_____ History and culture of your country and the Indonesian

Exit Procedures (Information in this section varies from district to district.)

The school offers the Developmental Bilingual Education program to students in grades _____. Because the program develops literacy in both English and the native language, students remain in the program even though they have achieved fluency in English. Our districts’ expected rate of transition into the mainstream is _____ % annually.

The expected rate of graduation for high school in this program is _____ .

Special Education Services

For disabled students requiring specialized services, language instruction meets the objectives of the student’s Individualized Education Program (IEP).

Other Programs Offered at the School

  • Regular instruction for students who are fluent in English.

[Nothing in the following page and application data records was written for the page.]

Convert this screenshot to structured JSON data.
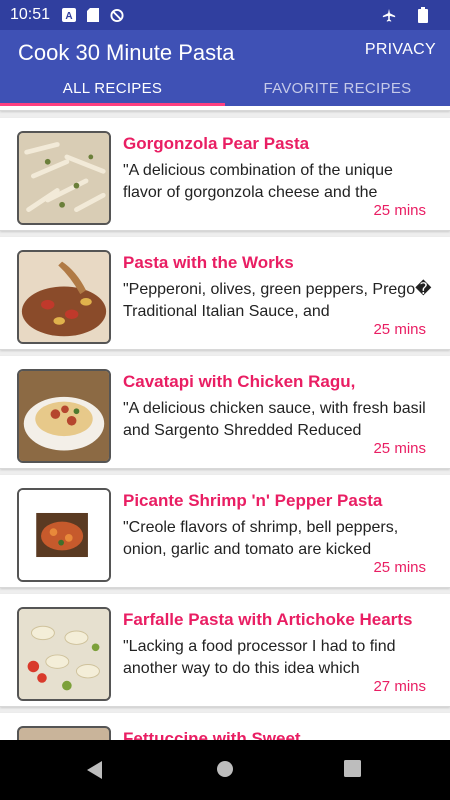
{
  "status_bar": {
    "time": "10:51",
    "icons": [
      "a-icon",
      "sd-card-icon",
      "no-data-icon"
    ],
    "right_icons": [
      "airplane-icon",
      "battery-icon"
    ]
  },
  "app_bar": {
    "title": "Cook 30 Minute Pasta",
    "privacy_label": "PRIVACY"
  },
  "tabs": [
    {
      "label": "ALL RECIPES",
      "selected": true
    },
    {
      "label": "FAVORITE RECIPES",
      "selected": false
    }
  ],
  "recipes": [
    {
      "title": "Gorgonzola Pear Pasta",
      "description": "\"A delicious combination of the unique flavor of gorgonzola cheese and the",
      "time": "25 mins"
    },
    {
      "title": "Pasta with the Works",
      "description": "\"Pepperoni, olives, green peppers, Prego� Traditional Italian Sauce, and",
      "time": "25 mins"
    },
    {
      "title": "Cavatapi with Chicken Ragu,",
      "description": "\"A delicious chicken sauce, with fresh basil and Sargento Shredded Reduced",
      "time": "25 mins"
    },
    {
      "title": "Picante Shrimp 'n' Pepper Pasta",
      "description": "\"Creole flavors of shrimp, bell peppers, onion, garlic and tomato are kicked",
      "time": "25 mins"
    },
    {
      "title": "Farfalle Pasta with Artichoke Hearts",
      "description": "\"Lacking a food processor I had to find another way to do this idea which",
      "time": "27 mins"
    },
    {
      "title": "Fettuccine with Sweet",
      "description": "",
      "time": ""
    }
  ],
  "nav_bar": {
    "buttons": [
      "back-icon",
      "home-icon",
      "recents-icon"
    ]
  },
  "colors": {
    "status_bar": "#303f9f",
    "app_bar": "#3f51b5",
    "accent": "#e91e63",
    "tab_indicator": "#ff4081"
  }
}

Instruction is in English at all times. Native language is not used. No English as a Second language instruction is offered. The instructional goal is to meet grade appropriate academic achievement standards for grade promotion and graduation.

  • Information about any other program offered may be attached.

Appendix B: The Proposed Bilingual Assessment

The assessment is done with the student to:

  • gather basic information about them, their family and their experiences

  • assess their confidence in first language listening and speaking

  • assess levels of comprehension and production of written and spoken English text, and social and emotional state, including attitudes to self, school and circumstances.

The student is assessed using their first language for:

  • sound/letter knowledge

  • spoken vocabulary

  • retention of spoken language and structural strengths and gaps (ROL)

  • reading proficiency/competency – sound/word knowledge, basic word recognition, fluency, comprehension, recall, reread, writing proficiency/competency, written vocabulary, dictation, free writing, editing.

The student is also assessed in English to identify language strengths and gaps.